Power plants consists of solar and wind power plants and is stated at cost. Expenditures for major additions and improvements are capitalized and minor replacements, maintenance, and repairs are charged to expense as incurred. When power plants are retired, or otherwise disposed of, the cost and accumulated depreciation are removed from the consolidated balance sheets and any resulting gain or loss is included in the results of operations for the respective period. Depreciation of power plants is recognized using the straight-line method over the estimated useful lives of the power plants of up to 30 years.
Viability Gap Funding Subsidies
Four of our solar power plants in India (NSM Suryalabh, NSM Sitara, NSM L'Volta and Focal) are entitled to receive viability gap funding support in an amount determined through a competitive bidding process. The viability gap funding support is funded by India’s National Clean Energy Fund and is paid by the offtake counterparty to these solar power plants, the Solar Energy Corporation of India (“SECI”), a not-for-profit company established by the Ministry of New and Renewable Energy to facilitate solar energy generation capacity in India.
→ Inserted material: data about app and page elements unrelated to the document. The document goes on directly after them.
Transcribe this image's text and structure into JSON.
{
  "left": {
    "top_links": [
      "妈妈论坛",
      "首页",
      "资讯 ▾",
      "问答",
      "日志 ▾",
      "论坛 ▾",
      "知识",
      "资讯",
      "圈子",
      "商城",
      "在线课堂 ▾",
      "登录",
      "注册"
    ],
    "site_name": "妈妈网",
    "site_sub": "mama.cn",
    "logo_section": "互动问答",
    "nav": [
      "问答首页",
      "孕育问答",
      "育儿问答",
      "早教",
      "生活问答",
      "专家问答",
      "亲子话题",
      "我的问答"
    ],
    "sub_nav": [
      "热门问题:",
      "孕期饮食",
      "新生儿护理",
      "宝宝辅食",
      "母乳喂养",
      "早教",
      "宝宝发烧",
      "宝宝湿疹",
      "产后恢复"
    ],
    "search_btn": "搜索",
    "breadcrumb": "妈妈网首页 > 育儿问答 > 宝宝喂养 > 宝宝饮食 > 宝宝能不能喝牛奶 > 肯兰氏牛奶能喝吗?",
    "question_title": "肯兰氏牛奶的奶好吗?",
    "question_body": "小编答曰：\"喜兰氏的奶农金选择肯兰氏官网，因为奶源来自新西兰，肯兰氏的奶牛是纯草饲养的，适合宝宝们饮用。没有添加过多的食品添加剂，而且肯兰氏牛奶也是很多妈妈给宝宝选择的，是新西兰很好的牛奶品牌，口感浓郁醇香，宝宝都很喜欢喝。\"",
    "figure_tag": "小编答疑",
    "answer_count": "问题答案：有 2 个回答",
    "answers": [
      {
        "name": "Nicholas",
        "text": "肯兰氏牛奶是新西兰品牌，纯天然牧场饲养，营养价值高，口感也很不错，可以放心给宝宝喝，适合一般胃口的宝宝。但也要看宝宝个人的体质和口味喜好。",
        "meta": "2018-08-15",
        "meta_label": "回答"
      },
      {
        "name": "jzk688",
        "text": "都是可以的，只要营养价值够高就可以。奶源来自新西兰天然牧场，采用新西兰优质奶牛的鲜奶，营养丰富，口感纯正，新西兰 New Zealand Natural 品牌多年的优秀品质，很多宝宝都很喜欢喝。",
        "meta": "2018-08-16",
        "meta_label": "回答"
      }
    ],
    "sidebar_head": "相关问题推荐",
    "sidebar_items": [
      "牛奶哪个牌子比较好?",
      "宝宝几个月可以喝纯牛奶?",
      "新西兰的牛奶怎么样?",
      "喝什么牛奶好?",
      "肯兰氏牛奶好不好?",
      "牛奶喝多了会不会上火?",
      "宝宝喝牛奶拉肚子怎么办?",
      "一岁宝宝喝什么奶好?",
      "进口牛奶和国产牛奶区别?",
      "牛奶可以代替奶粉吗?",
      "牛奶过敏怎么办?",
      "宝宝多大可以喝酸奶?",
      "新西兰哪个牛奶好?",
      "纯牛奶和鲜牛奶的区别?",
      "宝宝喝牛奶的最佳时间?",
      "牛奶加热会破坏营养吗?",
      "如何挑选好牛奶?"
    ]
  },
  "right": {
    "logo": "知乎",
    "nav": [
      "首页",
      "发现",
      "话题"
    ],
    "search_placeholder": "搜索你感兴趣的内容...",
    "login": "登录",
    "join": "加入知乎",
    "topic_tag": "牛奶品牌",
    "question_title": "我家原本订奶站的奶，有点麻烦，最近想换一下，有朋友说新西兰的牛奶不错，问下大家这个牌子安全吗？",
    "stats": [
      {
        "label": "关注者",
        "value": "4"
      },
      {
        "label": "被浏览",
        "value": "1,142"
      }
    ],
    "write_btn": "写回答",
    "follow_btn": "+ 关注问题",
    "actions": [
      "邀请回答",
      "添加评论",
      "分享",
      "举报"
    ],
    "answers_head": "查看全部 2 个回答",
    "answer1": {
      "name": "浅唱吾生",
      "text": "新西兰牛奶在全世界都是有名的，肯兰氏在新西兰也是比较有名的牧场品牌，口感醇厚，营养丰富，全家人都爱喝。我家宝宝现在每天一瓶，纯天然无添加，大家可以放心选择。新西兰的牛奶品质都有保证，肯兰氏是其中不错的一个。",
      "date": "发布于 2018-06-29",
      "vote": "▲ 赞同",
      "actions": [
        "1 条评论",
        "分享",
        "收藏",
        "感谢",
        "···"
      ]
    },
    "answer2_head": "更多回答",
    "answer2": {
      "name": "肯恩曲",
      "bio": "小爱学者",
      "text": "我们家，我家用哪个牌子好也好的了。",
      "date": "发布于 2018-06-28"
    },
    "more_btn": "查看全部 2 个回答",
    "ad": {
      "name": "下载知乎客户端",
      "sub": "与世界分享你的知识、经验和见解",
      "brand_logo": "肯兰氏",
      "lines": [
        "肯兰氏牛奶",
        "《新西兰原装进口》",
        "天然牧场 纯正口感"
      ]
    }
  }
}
The program is expected to provide viability gap funding subsidies to the applicable four solar power plants in the aggregate amount of INR 1,189.4 million, 50% of which is payable as early as three months after each power plant's commissioning, and 10% of which is payable each year for five years thereafter, subject to the plant meeting certain requirements. SECI is contractually obligated to establish an irrevocable letter of credit to secure its payment obligations under the PPA. Additionally, SECI is required to hypothecate the revenues it receives under its back-to-back power sale agreement with local utilities to the project.
The Company recorded the awarded viability gap funding in full as a reduction to the cost of power plants in service, with a $10.7 million receivable included in current other assets, and $7.1 million included in other assets in the consolidated balance sheet as of December 31, 2015. The current portion of the viability gap funding includes the initial 50.0% receivable following the solar power plant’s commercial operation date and the 10.0% receivable in first year thereafter. The initial 50.0% receivable, or $8.9 million, was received in cash subsequent to December 31, 2015. The remaining portion of the current receivable is due before December 31, 2016.
Impairment of Long-lived Assets
Long-lived assets that are held and used are reviewed for impairment whenever events or changes in circumstances indicate carrying values may not be recoverable. An impairment loss is recognized if the total future estimated undiscounted cash flows expected from an asset are less than its carrying value. An impairment charge is measured as the difference between an asset’s carrying amount and fair value with the difference recorded in operating costs and expenses in the statement of operations. Fair values are determined by a variety of valuation methods, including appraisals, sales prices of similar assets and present value techniques. There were no impairments of long-lived assets recognized during the years ended December 31, 2015, 2014 and 2013.
Intangible assets that have determinable estimated lives are amortized over those estimated lives. The straight-line method of amortization is used because it best reflects the pattern in which the economic benefits of the intangible asset are consumed or otherwise used up. The amounts and useful lives assigned to intangible assets acquired impact the amount and timing of future amortization. Reviews are performed to determine whether the carrying value of an asset is impaired, based on comparisons to undiscounted expected future cash flows or some other fair value measure. If this comparison indicates that there is impairment, the impaired asset is written down to fair value, which is typically calculated using discounted expected future cash flows utilizing an appropriate discount rate. Impairment is based on the excess of the carrying amount over the fair value of those assets. There were no impairments of intangible assets recognized during the years ended December 31, 2015, 2014 and 2013.
Interest incurred on funds borrowed to finance construction of power plants is capitalized until the system is ready for its intended use. The amount of interest capitalized within power plants within the Company's consolidated balance sheets was $1.8 million and $1.6 million, during the years ended December 31, 2015 and 2014, respectively.
Deferred Financing Costs
Financing costs incurred in connection with obtaining construction and term financing are deferred and amortized over the maturities of the respective financing agreements using the effective-interest method. Amortization of deferred financing costs is capitalized during construction and recorded as interest expense in the consolidated statements of operations following